►

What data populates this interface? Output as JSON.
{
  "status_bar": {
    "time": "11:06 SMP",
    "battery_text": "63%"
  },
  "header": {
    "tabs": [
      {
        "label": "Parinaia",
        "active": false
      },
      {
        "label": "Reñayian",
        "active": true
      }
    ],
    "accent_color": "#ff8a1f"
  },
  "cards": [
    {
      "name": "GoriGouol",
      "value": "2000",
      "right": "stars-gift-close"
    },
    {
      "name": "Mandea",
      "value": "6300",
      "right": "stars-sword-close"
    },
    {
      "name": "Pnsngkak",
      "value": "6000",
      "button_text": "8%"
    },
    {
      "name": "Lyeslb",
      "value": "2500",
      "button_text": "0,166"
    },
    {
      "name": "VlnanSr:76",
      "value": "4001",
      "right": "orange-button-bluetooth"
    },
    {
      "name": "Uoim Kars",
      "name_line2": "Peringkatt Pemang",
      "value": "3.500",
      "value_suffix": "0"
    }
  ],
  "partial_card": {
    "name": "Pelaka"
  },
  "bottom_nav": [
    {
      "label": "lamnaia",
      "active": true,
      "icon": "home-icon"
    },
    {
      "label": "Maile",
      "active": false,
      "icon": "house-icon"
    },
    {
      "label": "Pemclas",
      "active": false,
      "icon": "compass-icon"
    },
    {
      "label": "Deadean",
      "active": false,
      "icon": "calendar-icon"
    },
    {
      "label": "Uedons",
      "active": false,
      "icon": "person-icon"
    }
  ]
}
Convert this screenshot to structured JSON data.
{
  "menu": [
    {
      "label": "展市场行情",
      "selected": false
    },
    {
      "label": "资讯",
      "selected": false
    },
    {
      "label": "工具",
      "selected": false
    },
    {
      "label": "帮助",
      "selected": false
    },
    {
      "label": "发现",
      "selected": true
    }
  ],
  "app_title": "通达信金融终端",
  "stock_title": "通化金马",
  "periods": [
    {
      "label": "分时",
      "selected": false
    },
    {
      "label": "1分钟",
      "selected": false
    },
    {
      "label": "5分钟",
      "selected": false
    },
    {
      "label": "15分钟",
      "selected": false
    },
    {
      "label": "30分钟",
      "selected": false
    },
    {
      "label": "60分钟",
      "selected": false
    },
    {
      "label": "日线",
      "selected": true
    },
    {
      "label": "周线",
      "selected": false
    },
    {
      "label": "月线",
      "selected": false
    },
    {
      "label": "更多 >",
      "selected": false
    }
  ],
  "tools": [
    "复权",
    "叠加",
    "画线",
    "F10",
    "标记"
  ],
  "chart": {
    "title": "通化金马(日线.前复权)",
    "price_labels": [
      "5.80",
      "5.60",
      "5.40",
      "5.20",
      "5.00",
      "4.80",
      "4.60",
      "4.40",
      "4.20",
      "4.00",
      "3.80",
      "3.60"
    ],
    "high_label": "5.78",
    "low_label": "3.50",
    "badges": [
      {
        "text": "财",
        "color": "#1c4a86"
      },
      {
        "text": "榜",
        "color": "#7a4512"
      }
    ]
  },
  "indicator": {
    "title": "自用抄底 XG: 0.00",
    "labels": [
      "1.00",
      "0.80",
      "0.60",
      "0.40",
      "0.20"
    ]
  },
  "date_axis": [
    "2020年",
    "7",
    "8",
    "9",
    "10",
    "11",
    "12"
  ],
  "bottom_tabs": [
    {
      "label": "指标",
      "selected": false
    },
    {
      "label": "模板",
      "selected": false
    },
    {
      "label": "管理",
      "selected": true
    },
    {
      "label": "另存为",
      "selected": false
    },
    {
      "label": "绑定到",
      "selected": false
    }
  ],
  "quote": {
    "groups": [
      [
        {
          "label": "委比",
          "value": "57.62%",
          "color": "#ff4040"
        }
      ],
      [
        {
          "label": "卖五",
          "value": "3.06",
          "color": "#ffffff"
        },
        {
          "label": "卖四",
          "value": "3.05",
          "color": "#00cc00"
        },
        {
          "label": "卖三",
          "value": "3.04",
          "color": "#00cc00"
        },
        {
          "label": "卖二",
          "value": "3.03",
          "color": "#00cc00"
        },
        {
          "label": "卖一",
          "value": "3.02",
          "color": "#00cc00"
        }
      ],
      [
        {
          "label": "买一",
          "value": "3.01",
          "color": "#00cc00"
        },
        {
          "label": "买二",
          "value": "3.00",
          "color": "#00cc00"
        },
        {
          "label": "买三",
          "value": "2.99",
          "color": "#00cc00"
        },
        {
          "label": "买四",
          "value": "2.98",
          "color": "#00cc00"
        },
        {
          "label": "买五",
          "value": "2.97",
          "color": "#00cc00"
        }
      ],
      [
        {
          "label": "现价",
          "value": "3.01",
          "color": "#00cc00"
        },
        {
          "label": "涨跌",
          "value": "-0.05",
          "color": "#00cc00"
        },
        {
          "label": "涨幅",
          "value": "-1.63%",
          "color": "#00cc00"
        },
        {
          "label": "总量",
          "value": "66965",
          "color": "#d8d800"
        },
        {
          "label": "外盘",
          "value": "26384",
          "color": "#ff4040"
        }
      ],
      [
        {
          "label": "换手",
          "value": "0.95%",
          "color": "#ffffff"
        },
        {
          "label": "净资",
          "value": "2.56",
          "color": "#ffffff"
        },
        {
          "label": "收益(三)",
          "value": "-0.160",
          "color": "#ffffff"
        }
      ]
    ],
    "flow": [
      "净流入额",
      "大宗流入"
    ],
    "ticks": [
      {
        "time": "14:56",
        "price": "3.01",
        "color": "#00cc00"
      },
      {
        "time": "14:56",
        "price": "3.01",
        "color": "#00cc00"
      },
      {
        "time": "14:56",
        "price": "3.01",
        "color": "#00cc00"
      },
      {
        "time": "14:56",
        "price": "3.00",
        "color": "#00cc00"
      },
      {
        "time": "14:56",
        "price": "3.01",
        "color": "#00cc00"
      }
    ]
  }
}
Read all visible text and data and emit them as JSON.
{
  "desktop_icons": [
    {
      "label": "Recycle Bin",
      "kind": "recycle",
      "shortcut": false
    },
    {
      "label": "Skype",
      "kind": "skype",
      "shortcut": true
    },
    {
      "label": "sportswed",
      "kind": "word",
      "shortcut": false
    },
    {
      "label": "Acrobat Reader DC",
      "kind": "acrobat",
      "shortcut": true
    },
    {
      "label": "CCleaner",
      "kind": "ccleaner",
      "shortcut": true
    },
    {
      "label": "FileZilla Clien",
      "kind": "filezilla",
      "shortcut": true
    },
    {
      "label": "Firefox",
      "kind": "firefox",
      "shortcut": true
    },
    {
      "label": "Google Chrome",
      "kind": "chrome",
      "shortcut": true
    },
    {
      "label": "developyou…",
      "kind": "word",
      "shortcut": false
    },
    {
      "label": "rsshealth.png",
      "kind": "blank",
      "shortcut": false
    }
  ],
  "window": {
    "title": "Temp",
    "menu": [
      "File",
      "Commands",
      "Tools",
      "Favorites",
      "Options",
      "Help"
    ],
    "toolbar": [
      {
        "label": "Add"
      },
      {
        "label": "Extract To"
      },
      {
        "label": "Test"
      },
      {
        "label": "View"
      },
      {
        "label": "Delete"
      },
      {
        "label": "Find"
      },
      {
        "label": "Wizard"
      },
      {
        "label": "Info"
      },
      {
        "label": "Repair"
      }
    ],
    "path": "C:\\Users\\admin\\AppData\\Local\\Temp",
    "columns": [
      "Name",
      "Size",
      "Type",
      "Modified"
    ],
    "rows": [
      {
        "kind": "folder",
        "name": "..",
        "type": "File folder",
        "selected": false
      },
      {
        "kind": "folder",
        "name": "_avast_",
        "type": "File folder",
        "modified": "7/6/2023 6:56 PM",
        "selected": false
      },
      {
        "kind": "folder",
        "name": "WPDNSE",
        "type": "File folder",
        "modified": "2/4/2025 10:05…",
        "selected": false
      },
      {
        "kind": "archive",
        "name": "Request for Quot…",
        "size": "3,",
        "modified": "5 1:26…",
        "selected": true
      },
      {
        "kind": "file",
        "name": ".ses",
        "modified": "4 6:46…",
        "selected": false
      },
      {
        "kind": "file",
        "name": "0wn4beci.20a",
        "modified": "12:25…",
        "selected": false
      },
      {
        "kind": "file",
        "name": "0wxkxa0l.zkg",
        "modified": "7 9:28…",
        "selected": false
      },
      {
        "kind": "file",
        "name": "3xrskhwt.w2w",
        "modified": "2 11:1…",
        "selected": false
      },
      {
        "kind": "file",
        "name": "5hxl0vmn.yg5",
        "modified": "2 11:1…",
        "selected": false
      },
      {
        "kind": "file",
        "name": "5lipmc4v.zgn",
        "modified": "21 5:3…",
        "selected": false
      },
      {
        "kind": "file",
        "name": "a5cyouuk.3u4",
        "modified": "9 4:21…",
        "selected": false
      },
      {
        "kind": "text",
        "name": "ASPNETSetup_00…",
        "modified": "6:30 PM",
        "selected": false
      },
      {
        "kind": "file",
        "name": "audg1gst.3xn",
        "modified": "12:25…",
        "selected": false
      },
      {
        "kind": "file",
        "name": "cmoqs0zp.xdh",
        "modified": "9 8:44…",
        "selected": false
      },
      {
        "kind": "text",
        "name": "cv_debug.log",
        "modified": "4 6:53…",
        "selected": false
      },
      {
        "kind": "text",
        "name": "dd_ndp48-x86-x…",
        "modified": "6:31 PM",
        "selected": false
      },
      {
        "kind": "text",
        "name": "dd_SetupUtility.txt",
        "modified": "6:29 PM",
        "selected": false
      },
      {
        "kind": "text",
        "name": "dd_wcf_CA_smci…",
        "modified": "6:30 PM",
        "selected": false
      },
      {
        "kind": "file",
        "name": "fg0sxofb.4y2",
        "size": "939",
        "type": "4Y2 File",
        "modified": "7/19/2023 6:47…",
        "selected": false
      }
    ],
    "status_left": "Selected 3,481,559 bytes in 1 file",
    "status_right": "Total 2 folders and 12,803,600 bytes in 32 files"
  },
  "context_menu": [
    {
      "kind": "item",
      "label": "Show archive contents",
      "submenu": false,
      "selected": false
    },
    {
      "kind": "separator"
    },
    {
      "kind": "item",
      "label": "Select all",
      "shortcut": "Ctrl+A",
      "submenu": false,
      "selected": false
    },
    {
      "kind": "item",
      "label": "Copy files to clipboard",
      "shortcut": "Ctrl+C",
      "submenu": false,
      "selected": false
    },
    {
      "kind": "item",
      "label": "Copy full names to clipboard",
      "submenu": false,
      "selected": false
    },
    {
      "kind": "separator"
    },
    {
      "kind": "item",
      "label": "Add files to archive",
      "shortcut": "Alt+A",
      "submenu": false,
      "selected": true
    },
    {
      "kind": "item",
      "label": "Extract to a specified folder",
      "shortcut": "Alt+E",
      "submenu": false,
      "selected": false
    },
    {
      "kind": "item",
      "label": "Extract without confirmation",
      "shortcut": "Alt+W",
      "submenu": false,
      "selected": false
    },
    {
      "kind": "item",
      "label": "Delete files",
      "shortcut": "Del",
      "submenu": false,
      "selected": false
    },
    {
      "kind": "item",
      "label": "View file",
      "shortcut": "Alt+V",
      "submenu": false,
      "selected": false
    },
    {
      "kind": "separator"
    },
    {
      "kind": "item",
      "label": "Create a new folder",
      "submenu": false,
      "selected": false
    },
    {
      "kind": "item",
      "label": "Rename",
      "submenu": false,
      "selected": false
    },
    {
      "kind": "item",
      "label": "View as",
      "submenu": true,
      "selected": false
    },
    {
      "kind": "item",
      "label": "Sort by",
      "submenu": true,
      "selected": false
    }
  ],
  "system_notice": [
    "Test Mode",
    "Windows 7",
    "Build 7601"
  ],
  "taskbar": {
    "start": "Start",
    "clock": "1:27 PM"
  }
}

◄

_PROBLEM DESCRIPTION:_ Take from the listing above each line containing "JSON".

_YOUR RESPONSE:_
What data populates this interface? Output as JSON.
Convert this screenshot to structured JSON data.
Read all visible text and data and emit them as JSON.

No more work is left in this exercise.